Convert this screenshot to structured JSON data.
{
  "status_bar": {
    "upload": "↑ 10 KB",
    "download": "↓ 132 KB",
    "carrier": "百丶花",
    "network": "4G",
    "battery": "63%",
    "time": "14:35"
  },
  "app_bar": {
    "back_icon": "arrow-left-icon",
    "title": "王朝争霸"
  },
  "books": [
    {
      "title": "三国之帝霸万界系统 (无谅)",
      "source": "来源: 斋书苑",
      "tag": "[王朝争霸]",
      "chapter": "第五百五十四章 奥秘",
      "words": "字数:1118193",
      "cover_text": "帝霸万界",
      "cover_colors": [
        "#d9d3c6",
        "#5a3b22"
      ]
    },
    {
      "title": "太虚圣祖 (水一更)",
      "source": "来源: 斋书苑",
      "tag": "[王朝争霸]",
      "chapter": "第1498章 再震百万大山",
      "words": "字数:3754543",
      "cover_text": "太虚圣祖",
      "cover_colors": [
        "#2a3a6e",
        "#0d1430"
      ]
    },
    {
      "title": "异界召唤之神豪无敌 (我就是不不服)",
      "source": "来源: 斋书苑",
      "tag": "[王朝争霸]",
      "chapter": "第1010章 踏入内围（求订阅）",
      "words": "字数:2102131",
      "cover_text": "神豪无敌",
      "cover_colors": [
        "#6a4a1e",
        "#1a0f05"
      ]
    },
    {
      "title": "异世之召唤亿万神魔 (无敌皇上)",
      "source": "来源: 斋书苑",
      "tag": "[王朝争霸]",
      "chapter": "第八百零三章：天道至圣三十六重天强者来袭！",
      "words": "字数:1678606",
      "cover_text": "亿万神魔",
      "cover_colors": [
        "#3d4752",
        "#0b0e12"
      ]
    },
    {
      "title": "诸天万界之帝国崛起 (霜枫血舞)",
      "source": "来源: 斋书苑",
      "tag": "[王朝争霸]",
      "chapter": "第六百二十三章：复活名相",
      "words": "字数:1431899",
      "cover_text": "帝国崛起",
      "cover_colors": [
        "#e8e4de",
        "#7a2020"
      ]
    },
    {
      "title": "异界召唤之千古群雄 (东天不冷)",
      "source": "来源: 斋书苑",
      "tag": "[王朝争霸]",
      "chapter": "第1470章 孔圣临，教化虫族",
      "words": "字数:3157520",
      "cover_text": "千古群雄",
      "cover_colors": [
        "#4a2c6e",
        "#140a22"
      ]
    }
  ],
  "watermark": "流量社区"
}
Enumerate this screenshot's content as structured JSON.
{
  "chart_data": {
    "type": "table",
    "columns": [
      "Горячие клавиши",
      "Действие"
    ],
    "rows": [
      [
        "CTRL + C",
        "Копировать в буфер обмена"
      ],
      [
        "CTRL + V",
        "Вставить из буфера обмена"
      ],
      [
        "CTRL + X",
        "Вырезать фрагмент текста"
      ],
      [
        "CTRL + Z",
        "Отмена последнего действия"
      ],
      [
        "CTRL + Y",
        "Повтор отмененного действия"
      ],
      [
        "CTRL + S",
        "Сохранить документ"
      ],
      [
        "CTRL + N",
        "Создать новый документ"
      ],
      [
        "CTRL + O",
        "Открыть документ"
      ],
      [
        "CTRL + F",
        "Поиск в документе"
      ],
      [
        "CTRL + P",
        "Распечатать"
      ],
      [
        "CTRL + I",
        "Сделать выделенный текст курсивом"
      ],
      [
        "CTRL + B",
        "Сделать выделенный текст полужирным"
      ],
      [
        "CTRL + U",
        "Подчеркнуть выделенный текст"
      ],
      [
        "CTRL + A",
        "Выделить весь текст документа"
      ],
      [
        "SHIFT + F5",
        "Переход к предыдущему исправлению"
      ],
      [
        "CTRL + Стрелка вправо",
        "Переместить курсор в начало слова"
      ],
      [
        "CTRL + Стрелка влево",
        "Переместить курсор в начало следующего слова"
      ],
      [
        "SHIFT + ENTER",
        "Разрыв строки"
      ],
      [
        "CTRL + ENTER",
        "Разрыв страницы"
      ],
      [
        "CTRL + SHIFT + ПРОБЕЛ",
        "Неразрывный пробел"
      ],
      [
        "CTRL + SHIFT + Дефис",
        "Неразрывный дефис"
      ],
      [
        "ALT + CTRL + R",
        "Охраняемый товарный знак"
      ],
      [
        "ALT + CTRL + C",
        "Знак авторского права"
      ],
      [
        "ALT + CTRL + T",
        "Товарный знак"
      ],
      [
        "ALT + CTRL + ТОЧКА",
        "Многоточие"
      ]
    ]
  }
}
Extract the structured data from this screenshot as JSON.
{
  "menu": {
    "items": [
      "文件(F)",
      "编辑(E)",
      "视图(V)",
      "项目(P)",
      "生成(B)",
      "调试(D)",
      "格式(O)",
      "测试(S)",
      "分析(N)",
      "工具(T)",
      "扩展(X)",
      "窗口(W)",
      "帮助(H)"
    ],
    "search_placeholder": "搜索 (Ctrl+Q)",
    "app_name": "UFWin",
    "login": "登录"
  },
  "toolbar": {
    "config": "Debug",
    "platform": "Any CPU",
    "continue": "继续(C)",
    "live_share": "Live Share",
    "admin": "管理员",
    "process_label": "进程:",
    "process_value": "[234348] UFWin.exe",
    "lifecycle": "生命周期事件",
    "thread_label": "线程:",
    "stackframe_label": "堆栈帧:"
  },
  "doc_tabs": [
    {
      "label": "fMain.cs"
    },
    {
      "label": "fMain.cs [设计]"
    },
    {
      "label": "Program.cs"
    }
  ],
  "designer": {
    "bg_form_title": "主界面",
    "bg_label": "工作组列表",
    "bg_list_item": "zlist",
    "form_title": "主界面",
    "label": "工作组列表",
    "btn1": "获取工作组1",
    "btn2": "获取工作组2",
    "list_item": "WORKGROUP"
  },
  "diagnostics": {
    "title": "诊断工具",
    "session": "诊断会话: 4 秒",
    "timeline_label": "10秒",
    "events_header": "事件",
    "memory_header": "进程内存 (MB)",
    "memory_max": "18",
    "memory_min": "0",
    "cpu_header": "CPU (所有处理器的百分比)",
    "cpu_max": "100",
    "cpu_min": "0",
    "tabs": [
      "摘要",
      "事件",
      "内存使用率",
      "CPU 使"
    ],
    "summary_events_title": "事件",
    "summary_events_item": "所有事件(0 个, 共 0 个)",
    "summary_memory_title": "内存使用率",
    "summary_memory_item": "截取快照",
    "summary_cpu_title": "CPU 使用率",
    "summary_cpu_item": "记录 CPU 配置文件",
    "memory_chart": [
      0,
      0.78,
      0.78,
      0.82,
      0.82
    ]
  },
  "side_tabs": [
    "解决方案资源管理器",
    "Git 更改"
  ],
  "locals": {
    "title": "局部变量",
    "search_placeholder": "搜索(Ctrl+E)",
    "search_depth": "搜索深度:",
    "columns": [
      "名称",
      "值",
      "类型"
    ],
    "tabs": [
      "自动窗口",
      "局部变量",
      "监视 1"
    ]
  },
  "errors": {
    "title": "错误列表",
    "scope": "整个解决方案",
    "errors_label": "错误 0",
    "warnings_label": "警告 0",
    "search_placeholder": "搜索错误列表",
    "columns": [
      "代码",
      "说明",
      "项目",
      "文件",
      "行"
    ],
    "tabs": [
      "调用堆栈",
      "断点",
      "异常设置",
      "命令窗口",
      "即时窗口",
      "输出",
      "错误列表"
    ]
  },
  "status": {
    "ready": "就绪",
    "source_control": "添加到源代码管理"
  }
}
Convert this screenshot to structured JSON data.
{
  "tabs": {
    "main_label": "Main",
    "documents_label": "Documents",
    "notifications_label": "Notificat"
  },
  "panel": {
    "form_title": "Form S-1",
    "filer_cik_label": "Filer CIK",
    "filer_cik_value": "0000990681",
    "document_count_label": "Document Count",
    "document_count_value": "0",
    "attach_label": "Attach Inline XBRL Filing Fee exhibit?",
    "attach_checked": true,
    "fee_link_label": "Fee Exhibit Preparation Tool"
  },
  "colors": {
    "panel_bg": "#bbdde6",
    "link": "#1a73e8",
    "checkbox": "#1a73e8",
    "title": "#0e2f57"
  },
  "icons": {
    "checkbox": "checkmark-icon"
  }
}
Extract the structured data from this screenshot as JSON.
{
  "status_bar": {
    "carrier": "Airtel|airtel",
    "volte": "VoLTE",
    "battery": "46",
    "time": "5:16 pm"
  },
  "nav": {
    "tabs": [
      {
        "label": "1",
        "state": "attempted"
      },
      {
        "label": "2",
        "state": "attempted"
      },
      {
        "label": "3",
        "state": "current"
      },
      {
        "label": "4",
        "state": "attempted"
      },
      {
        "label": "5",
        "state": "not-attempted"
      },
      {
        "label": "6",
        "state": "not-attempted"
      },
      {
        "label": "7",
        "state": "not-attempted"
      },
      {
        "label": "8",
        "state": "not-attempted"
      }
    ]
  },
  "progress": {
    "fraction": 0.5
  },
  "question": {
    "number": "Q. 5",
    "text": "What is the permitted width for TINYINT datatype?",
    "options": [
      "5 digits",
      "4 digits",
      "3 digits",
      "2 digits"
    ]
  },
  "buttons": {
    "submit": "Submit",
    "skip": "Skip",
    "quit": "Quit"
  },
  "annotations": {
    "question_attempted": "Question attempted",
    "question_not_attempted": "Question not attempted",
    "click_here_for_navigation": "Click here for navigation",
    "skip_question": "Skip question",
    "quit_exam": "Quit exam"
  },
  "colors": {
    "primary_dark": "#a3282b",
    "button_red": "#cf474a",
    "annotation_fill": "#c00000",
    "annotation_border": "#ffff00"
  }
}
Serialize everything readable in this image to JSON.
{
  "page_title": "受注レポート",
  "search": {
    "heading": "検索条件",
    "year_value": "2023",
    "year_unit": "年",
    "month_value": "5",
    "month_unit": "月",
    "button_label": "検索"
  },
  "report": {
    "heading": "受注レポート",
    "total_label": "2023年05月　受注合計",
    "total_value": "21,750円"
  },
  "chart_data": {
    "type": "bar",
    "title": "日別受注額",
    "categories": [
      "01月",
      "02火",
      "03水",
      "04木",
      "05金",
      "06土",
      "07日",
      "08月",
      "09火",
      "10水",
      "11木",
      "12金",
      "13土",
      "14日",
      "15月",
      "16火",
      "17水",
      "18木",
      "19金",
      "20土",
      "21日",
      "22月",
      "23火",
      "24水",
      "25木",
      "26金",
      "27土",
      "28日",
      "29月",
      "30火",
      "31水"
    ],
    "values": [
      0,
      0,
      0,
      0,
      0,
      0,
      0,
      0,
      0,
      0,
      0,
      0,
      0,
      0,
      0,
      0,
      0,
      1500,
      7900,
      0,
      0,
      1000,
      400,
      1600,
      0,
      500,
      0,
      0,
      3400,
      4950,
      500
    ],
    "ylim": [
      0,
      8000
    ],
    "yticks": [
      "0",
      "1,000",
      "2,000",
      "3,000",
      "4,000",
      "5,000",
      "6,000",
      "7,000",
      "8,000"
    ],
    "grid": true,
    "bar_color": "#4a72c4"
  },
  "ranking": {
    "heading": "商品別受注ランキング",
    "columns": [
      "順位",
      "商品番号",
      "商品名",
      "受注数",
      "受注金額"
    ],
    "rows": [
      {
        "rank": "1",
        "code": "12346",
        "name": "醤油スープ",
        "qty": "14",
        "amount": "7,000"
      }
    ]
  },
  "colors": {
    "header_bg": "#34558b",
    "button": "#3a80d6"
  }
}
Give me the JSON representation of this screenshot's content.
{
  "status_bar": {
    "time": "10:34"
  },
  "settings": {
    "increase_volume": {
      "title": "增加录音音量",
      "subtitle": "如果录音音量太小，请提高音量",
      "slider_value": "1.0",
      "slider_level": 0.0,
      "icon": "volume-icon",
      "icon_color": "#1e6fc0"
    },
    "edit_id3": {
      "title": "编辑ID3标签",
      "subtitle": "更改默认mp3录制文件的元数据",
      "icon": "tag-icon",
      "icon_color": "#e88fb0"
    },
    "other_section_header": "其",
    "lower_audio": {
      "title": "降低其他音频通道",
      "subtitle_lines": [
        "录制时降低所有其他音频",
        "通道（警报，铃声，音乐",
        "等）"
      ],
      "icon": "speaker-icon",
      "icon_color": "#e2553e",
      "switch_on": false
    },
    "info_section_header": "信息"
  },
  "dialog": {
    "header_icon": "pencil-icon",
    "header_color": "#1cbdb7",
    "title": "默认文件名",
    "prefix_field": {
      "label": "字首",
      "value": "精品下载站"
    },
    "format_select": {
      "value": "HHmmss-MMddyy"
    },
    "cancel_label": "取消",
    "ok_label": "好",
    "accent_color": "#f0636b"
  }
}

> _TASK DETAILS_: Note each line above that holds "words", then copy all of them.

> _YOUR RESPONSE_:
      "words": "字数:1118193",
      "words": "字数:3754543",
      "words": "字数:2102131",
      "words": "字数:1678606",
      "words": "字数:1431899",
      "words": "字数:3157520",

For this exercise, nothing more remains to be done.